mittee ; but as Prime Minister of Great Britain he could not do so. He did what was possible when he appointed Mr. Henry Fawcett as one of the members. Select Committees sat for four years, from 1871 to 1874, and unfortunately discontinued their inquiries soon after the Liberal Government was upset in 1874. No final recommendations and no great remedial measures therefore ensued. But the evidence recorded during the four years is valuable, and has been referred to in preceding chapters. And it is interesting to turn again and again to this evidence, given by men who conducted the administration and directed the finances of India a generation ago.
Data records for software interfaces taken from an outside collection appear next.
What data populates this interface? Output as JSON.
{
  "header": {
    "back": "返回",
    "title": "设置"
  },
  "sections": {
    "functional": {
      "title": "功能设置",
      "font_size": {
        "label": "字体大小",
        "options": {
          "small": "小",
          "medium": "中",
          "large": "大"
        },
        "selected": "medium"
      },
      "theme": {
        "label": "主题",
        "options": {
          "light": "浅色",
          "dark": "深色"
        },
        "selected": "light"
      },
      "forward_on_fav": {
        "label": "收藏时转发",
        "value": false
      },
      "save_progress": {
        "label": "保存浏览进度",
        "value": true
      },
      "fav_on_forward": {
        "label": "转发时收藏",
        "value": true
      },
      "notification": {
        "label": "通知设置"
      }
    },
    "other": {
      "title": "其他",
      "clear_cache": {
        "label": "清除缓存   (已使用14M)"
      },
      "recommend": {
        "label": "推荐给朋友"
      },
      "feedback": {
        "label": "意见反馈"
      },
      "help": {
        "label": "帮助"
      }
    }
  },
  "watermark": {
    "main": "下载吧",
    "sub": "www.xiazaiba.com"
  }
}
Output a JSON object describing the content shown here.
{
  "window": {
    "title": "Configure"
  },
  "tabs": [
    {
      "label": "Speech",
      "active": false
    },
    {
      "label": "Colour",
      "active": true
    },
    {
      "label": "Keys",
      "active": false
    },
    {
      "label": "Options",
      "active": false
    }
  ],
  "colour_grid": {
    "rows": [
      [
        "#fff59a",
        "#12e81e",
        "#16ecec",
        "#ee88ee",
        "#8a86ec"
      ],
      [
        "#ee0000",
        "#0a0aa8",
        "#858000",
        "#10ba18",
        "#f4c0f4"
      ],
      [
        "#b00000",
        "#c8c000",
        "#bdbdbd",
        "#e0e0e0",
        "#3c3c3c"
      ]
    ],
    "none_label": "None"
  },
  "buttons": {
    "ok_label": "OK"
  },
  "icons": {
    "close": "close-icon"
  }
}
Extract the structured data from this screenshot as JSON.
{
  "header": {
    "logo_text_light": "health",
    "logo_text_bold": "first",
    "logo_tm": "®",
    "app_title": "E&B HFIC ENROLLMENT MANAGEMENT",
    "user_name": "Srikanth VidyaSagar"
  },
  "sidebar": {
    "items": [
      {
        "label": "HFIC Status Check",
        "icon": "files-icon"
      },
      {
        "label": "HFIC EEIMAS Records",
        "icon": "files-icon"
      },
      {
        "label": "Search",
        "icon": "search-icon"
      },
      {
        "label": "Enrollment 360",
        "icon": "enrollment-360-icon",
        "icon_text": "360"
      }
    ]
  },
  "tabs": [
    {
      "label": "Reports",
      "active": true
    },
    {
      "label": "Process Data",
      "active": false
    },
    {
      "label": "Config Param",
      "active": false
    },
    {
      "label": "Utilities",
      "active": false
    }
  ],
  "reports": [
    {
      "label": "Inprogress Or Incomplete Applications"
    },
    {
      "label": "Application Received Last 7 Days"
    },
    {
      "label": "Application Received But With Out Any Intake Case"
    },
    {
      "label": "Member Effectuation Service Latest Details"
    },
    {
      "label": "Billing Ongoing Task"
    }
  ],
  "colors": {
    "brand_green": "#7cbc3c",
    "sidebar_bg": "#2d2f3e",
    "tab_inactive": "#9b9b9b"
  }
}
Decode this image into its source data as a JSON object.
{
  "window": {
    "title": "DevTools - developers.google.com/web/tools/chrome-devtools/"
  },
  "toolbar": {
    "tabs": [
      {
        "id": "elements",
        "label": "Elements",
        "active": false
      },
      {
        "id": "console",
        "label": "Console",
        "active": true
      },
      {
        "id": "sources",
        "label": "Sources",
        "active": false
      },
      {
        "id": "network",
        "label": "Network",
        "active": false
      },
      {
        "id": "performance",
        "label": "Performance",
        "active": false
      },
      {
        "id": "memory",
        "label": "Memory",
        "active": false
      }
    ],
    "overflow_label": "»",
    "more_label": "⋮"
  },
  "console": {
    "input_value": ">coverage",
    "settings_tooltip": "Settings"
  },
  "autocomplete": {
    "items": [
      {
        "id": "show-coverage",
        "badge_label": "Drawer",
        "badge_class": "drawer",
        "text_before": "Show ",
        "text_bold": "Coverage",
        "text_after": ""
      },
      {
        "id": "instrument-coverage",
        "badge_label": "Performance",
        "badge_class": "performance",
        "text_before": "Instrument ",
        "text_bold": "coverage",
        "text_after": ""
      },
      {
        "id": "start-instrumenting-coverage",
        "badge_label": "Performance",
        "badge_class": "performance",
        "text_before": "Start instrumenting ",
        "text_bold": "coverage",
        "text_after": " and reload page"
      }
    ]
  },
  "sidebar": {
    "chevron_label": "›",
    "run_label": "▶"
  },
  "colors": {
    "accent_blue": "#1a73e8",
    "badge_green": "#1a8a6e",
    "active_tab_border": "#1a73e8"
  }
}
One of the most important witnesses examined was the Right Honourable W. N. Massey, who had been Finance Minister of India from 1865 to 1868. And he impressed on the Committee, in the strongest words he could use, the necessity of limiting the expenditure in India to the annual income.
“The principle of English Finance is,-adjust your income to your expenditure. In my opinion the contrary principle should be adopted in Indian finance. The truth is that your resources are so limited, that if you should outrun the constable a little, you are at once landed in a deficit. You cannot expand any of your taxation; you cannot create new taxation with the exception of the Income Tax. I wish to say that in round terms, for there is no new source of taxation, as far as I am aware, that it is possible for you to invent. Therefore it is that I would most earnestly impress upon all Indian financiers the expediency of accommodating their expenditure to their income.” And referring to the Duke of Wellington's reply to the Court of Directors in .1834, to make the expenditure keep within the income, the witness said, “I wish the spirit of the Duke of Wellington's reply was made applicable to the present administration throughout the whole of India.” 1
| Report of 1872 ; Questions 8583 and 8612.
Still more emphatic was the evidence of another Finance Minister of India, Sir Charles Trevelyan. He had been the colleague of Lord William Bentinck and Macaulay in Indian administration forty years before ; he had been Governor of Madras and had been recalled from that post for protesting against increase of taxation; and he had then been Finance Minister of India from 1863 to 1865. A venerable man of sixty-six years, he still spoke with the fire of youth; and a veteran administrator of India both under the Company and under the Crown, he protested against the increased expenditure of the Crown Government.
“Do you think,” he was asked, “ that, since the direct administration of affairs by the Secretary of State for India in Council, there has been a greater disposition to give way to demands for expenditure of Indian finances ?”
“ Yes, no doubt,” he replied. “The Queen's Government has shown itself profuse and squeezable.... I refer to the great point which was made in the transfer of the Government, of building up the personal independence of the Members of the Indian Council by a life tenure of office, and the arrangement that was made to continue in the Council the exclusive control over payments out of the revenue which had attached to the East India Company. But as regards expenditure, it has all gone for nothing. . . . The influences which press upon the Government outside, through the Press and through their influential supporters, have altogether been too strong, and every safeguard has been overborne.” 1
“ Stout resistances,” said Sir Charles on a subsequent day, “which the East India Company opposed to the. demands of the Queen's Government in former days, show that a substantial barrier did exist; and I can answer for those resistances having been, to a great
1 Report of 1873; Questions 415 and 416.